### DESCRIPTION OF THE TASK
Write each line below back out exactly, omitting its pictures.

(Records from a data collection)
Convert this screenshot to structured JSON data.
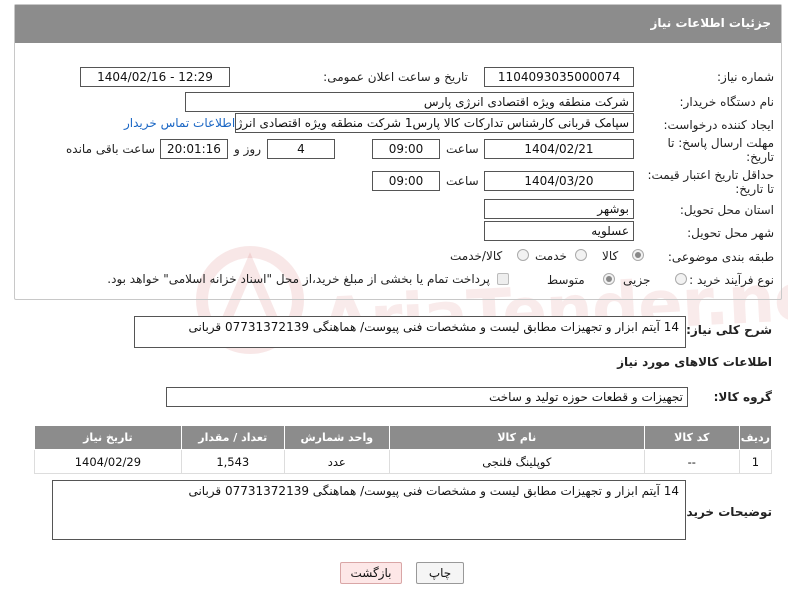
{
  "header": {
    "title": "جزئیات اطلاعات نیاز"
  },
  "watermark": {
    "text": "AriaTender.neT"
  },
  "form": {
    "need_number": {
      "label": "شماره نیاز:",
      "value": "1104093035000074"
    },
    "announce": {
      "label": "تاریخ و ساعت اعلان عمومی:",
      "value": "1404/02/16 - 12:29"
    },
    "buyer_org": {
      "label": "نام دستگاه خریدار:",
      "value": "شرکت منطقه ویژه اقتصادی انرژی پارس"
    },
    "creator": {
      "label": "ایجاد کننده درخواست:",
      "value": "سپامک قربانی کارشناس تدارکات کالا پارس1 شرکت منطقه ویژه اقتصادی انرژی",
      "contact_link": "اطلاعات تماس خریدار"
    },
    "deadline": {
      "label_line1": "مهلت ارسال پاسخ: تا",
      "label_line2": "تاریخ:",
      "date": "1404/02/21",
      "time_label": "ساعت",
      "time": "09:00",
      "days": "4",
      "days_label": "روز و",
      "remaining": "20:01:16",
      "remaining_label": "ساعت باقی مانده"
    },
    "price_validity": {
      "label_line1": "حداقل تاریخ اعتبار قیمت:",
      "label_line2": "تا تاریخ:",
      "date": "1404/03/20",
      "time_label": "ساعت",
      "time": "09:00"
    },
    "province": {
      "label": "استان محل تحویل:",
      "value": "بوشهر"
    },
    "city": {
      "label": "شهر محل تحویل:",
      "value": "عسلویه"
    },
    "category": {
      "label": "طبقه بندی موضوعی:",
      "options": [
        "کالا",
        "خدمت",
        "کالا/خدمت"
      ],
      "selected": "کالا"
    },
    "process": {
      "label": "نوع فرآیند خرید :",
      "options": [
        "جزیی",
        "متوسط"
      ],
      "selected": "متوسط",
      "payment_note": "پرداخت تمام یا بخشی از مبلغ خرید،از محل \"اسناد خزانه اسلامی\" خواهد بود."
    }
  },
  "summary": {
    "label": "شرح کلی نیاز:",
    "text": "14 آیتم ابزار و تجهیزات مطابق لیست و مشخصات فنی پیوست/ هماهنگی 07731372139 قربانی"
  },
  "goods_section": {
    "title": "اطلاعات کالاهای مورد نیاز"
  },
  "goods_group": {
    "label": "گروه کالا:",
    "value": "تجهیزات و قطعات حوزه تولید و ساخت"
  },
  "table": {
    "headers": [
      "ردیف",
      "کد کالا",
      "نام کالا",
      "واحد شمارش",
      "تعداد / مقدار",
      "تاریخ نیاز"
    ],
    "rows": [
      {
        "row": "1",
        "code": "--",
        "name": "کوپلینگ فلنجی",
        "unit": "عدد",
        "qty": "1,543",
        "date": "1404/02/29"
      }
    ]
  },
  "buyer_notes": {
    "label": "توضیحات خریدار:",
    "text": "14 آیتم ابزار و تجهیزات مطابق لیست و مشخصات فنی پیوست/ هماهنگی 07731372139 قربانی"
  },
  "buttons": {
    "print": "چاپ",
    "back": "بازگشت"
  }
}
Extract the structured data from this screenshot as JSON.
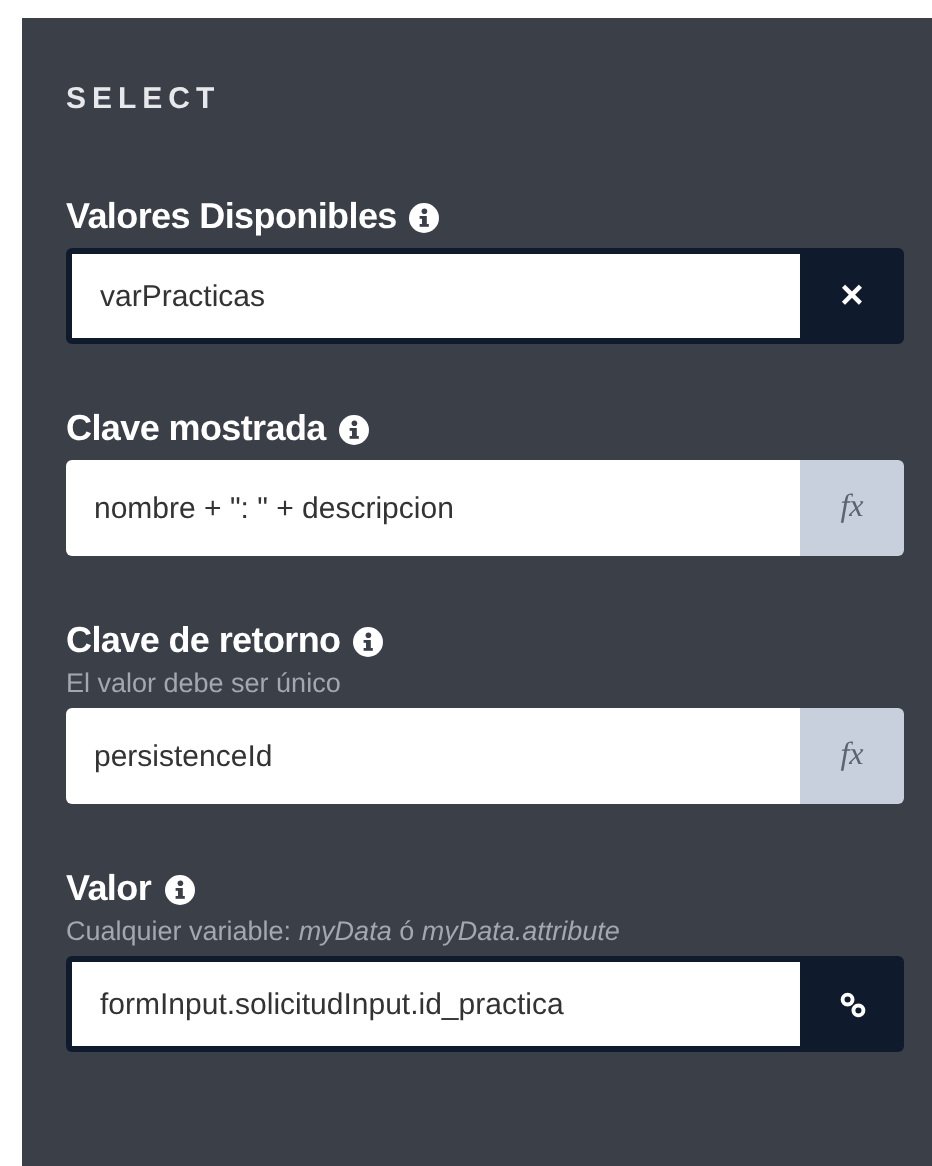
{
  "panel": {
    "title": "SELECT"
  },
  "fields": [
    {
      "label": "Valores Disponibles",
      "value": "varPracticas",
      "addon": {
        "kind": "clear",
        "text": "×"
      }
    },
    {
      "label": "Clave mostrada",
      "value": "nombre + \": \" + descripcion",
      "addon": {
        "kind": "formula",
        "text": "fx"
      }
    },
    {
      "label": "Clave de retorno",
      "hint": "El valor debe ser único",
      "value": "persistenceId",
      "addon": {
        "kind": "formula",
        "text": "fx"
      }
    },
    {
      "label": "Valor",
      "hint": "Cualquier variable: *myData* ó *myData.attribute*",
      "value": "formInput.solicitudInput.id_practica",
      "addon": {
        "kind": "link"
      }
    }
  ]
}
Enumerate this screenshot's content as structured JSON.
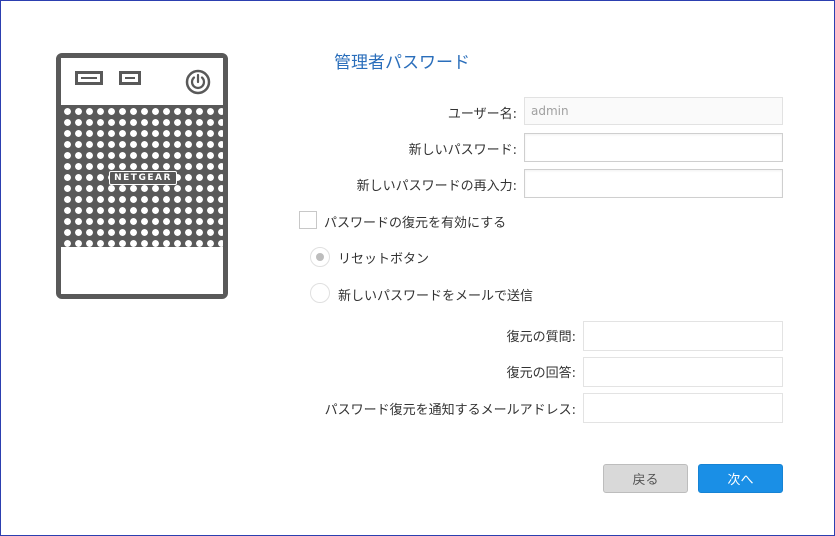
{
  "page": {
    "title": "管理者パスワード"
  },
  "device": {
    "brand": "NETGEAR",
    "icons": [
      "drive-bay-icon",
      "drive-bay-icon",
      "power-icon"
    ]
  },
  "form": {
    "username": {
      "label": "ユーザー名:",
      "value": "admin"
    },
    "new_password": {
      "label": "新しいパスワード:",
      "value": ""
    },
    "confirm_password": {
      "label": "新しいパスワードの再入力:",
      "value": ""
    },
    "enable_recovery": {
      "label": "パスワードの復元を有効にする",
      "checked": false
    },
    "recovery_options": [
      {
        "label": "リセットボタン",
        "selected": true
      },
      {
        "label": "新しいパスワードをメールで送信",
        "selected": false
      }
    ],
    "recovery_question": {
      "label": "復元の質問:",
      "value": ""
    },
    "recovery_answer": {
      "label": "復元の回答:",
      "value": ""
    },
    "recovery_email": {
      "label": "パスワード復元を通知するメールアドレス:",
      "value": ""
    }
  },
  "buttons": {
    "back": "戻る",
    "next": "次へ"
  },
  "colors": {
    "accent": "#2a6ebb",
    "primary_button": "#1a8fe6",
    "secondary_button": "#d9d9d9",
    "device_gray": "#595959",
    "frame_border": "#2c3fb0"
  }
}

### EXPECTED ANSWER
Convert this screenshot to structured JSON data.
{
  "header": {
    "title": "جزئیات اطلاعات نیاز"
  },
  "watermark": {
    "text": "AriaTender.neT"
  },
  "form": {
    "need_number": {
      "label": "شماره نیاز:",
      "value": "1104093035000074"
    },
    "announce": {
      "label": "تاریخ و ساعت اعلان عمومی:",
      "value": "1404/02/16 - 12:29"
    },
    "buyer_org": {
      "label": "نام دستگاه خریدار:",
      "value": "شرکت منطقه ویژه اقتصادی انرژی پارس"
    },
    "creator": {
      "label": "ایجاد کننده درخواست:",
      "value": "سپامک قربانی کارشناس تدارکات کالا پارس1 شرکت منطقه ویژه اقتصادی انرژی",
      "contact_link": "اطلاعات تماس خریدار"
    },
    "deadline": {
      "label_line1": "مهلت ارسال پاسخ: تا",
      "label_line2": "تاریخ:",
      "date": "1404/02/21",
      "time_label": "ساعت",
      "time": "09:00",
      "days": "4",
      "days_label": "روز و",
      "remaining": "20:01:16",
      "remaining_label": "ساعت باقی مانده"
    },
    "price_validity": {
      "label_line1": "حداقل تاریخ اعتبار قیمت:",
      "label_line2": "تا تاریخ:",
      "date": "1404/03/20",
      "time_label": "ساعت",
      "time": "09:00"
    },
    "province": {
      "label": "استان محل تحویل:",
      "value": "بوشهر"
    },
    "city": {
      "label": "شهر محل تحویل:",
      "value": "عسلویه"
    },
    "category": {
      "label": "طبقه بندی موضوعی:",
      "options": [
        "کالا",
        "خدمت",
        "کالا/خدمت"
      ],
      "selected": "کالا"
    },
    "process": {
      "label": "نوع فرآیند خرید :",
      "options": [
        "جزیی",
        "متوسط"
      ],
      "selected": "متوسط",
      "payment_note": "پرداخت تمام یا بخشی از مبلغ خرید،از محل \"اسناد خزانه اسلامی\" خواهد بود."
    }
  },
  "summary": {
    "label": "شرح کلی نیاز:",
    "text": "14 آیتم ابزار و تجهیزات مطابق لیست و مشخصات فنی پیوست/ هماهنگی 07731372139 قربانی"
  },
  "goods_section": {
    "title": "اطلاعات کالاهای مورد نیاز"
  },
  "goods_group": {
    "label": "گروه کالا:",
    "value": "تجهیزات و قطعات حوزه تولید و ساخت"
  },
  "table": {
    "headers": [
      "ردیف",
      "کد کالا",
      "نام کالا",
      "واحد شمارش",
      "تعداد / مقدار",
      "تاریخ نیاز"
    ],
    "rows": [
      {
        "row": "1",
        "code": "--",
        "name": "کوپلینگ فلنجی",
        "unit": "عدد",
        "qty": "1,543",
        "date": "1404/02/29"
      }
    ]
  },
  "buyer_notes": {
    "label": "توضیحات خریدار:",
    "text": "14 آیتم ابزار و تجهیزات مطابق لیست و مشخصات فنی پیوست/ هماهنگی 07731372139 قربانی"
  },
  "buttons": {
    "print": "چاپ",
    "back": "بازگشت"
  }
}
Extract the structured data from this screenshot as JSON.
{
  "panel": {
    "title": "SELECT"
  },
  "fields": [
    {
      "label": "Valores Disponibles",
      "value": "varPracticas",
      "addon": {
        "kind": "clear",
        "text": "×"
      }
    },
    {
      "label": "Clave mostrada",
      "value": "nombre + \": \" + descripcion",
      "addon": {
        "kind": "formula",
        "text": "fx"
      }
    },
    {
      "label": "Clave de retorno",
      "hint": "El valor debe ser único",
      "value": "persistenceId",
      "addon": {
        "kind": "formula",
        "text": "fx"
      }
    },
    {
      "label": "Valor",
      "hint": "Cualquier variable: *myData* ó *myData.attribute*",
      "value": "formInput.solicitudInput.id_practica",
      "addon": {
        "kind": "link"
      }
    }
  ]
}
Enumerate this screenshot's content as structured JSON.
{
  "page": {
    "title": "管理者パスワード"
  },
  "device": {
    "brand": "NETGEAR",
    "icons": [
      "drive-bay-icon",
      "drive-bay-icon",
      "power-icon"
    ]
  },
  "form": {
    "username": {
      "label": "ユーザー名:",
      "value": "admin"
    },
    "new_password": {
      "label": "新しいパスワード:",
      "value": ""
    },
    "confirm_password": {
      "label": "新しいパスワードの再入力:",
      "value": ""
    },
    "enable_recovery": {
      "label": "パスワードの復元を有効にする",
      "checked": false
    },
    "recovery_options": [
      {
        "label": "リセットボタン",
        "selected": true
      },
      {
        "label": "新しいパスワードをメールで送信",
        "selected": false
      }
    ],
    "recovery_question": {
      "label": "復元の質問:",
      "value": ""
    },
    "recovery_answer": {
      "label": "復元の回答:",
      "value": ""
    },
    "recovery_email": {
      "label": "パスワード復元を通知するメールアドレス:",
      "value": ""
    }
  },
  "buttons": {
    "back": "戻る",
    "next": "次へ"
  },
  "colors": {
    "accent": "#2a6ebb",
    "primary_button": "#1a8fe6",
    "secondary_button": "#d9d9d9",
    "device_gray": "#595959",
    "frame_border": "#2c3fb0"
  }
}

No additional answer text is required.